**EXERCISE MATERIAL**

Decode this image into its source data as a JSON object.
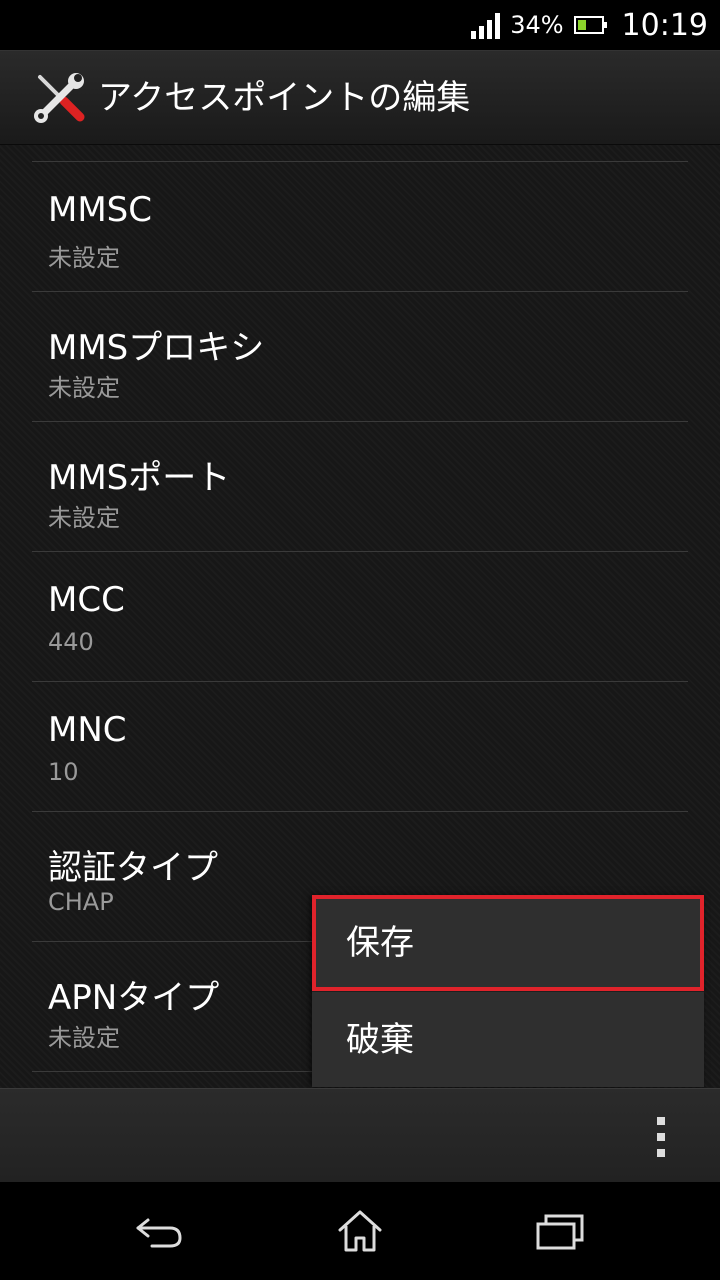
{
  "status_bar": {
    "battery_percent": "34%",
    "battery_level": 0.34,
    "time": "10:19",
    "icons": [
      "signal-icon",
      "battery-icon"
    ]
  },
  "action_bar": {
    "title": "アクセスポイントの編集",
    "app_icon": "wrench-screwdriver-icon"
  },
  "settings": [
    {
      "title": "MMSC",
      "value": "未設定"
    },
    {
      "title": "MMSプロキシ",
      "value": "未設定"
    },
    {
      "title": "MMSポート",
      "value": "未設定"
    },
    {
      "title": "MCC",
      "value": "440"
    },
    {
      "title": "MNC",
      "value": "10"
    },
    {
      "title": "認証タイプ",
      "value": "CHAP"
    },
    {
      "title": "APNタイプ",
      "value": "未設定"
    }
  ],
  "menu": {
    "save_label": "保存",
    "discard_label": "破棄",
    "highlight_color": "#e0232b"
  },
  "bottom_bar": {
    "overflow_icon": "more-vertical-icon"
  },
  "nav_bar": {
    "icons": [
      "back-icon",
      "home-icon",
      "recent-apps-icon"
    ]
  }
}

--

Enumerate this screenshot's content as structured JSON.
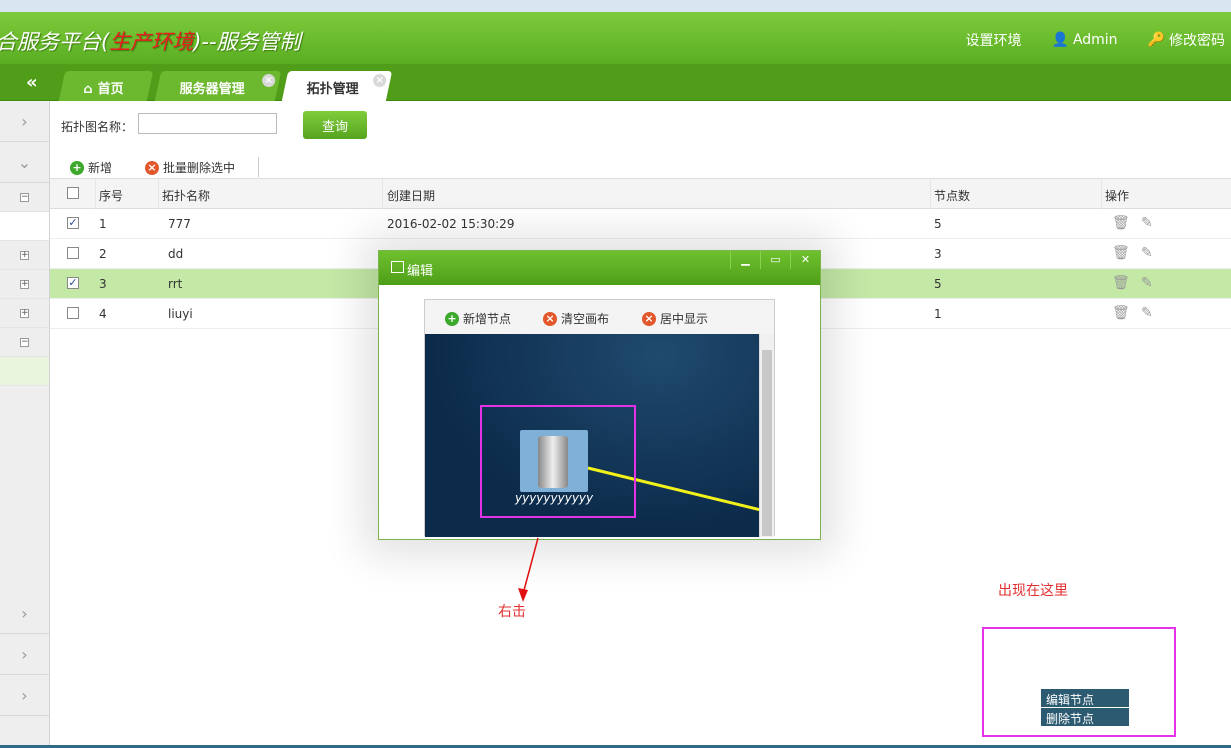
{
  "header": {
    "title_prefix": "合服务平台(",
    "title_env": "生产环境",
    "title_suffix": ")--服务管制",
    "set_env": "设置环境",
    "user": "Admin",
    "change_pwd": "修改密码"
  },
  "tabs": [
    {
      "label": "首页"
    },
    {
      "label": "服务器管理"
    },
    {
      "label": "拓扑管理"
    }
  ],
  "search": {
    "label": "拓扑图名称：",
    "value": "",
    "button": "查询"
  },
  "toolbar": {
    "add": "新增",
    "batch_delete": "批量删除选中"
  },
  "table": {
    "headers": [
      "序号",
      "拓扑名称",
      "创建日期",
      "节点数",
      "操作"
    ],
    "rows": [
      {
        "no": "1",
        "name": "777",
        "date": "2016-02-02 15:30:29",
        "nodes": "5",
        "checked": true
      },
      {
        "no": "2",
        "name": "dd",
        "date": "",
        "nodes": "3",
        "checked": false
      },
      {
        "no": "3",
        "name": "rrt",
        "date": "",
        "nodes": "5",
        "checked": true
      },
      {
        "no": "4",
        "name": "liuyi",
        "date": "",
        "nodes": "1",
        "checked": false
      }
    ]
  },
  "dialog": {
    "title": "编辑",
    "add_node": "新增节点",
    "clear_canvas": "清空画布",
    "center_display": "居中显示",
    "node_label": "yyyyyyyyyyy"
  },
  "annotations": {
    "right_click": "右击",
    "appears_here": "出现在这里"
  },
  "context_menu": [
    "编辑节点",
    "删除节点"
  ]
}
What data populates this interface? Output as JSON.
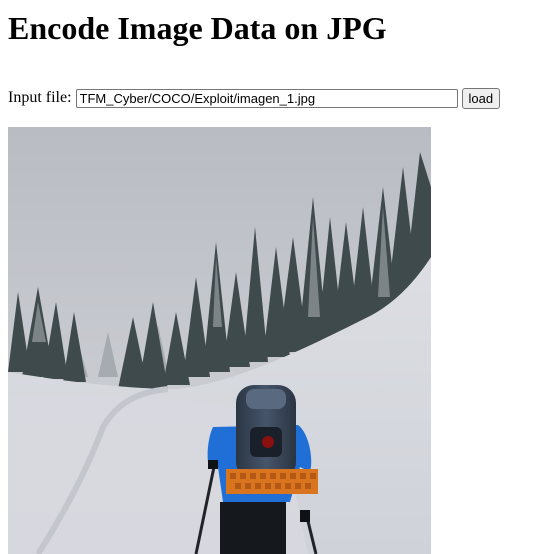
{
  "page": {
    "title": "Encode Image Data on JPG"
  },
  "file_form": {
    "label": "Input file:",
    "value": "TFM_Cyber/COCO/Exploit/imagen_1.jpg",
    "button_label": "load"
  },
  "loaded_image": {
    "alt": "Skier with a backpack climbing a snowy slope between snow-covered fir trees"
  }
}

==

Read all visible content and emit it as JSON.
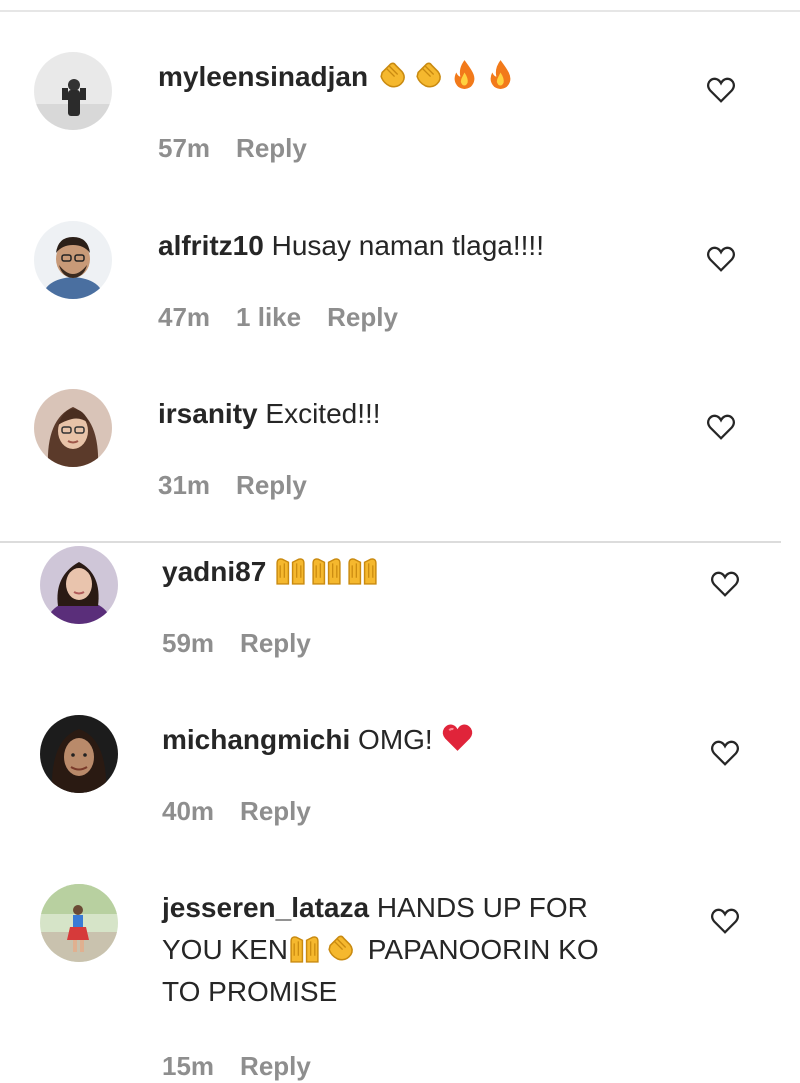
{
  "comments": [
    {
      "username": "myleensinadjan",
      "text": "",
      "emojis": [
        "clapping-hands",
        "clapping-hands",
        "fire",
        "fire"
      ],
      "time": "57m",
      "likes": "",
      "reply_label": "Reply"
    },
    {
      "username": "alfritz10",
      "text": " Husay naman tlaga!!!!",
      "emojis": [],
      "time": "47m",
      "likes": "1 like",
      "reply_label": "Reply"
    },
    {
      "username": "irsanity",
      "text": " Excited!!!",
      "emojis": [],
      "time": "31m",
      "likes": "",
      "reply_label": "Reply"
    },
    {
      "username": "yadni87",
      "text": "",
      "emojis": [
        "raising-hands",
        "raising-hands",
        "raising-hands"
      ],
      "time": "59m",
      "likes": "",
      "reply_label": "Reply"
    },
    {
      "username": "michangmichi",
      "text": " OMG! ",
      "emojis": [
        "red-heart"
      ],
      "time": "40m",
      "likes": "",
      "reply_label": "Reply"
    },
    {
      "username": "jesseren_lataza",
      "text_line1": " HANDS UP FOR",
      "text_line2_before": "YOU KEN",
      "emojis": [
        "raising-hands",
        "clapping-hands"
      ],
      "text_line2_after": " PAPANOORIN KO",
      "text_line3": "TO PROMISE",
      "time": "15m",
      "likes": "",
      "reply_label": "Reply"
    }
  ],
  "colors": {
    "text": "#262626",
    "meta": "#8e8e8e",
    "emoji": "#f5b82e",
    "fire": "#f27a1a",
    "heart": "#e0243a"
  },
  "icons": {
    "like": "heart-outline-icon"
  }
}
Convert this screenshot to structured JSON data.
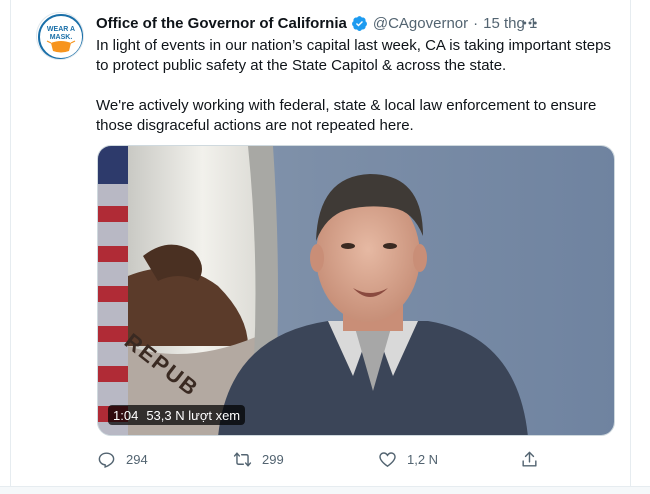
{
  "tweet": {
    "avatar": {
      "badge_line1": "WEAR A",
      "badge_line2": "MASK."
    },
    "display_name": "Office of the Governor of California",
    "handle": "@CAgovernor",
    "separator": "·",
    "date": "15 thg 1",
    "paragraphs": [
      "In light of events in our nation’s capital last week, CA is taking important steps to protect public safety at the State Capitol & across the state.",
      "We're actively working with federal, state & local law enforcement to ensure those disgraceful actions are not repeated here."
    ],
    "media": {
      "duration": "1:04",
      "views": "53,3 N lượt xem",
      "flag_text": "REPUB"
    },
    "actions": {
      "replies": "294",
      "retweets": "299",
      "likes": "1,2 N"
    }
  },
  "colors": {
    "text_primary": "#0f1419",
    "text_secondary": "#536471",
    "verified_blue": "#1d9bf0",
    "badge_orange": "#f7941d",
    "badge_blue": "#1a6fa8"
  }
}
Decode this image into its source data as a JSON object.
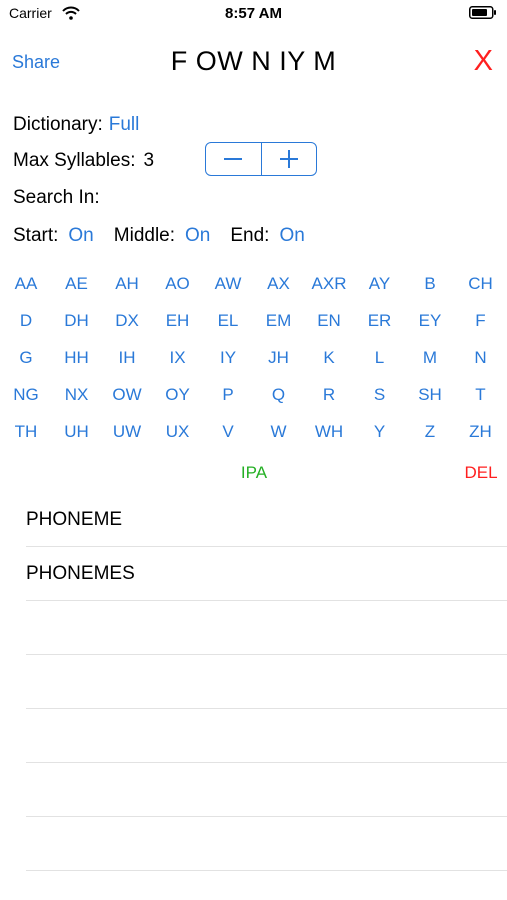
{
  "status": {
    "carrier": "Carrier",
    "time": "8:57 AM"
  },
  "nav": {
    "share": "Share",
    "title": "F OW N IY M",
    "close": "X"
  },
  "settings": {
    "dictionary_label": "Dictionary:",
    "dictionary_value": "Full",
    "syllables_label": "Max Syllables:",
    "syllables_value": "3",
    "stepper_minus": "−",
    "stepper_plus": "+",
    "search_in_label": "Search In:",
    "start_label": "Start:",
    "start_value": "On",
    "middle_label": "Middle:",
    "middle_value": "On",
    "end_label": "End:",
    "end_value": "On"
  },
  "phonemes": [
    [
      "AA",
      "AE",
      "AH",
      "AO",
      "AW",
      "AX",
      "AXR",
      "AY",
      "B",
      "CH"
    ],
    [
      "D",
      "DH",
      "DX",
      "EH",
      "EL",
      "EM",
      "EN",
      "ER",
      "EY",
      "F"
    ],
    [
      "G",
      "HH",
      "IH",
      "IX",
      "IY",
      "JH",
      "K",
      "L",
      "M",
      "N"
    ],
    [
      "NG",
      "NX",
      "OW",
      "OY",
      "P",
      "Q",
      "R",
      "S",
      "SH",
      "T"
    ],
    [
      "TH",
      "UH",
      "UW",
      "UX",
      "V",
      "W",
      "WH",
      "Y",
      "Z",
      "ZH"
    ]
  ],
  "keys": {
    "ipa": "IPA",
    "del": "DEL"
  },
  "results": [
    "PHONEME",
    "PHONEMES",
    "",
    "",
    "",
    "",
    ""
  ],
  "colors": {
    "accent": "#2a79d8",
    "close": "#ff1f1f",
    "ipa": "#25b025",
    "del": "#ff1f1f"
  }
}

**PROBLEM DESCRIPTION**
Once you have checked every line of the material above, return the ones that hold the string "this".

**EXERCISE SOLUTION**
Decode this image into its source data as a JSON object.
Enumerate this screenshot's content as structured JSON.
What data populates this interface? Output as JSON.
Convert this screenshot to structured JSON data.
Decode this image into its source data as a JSON object.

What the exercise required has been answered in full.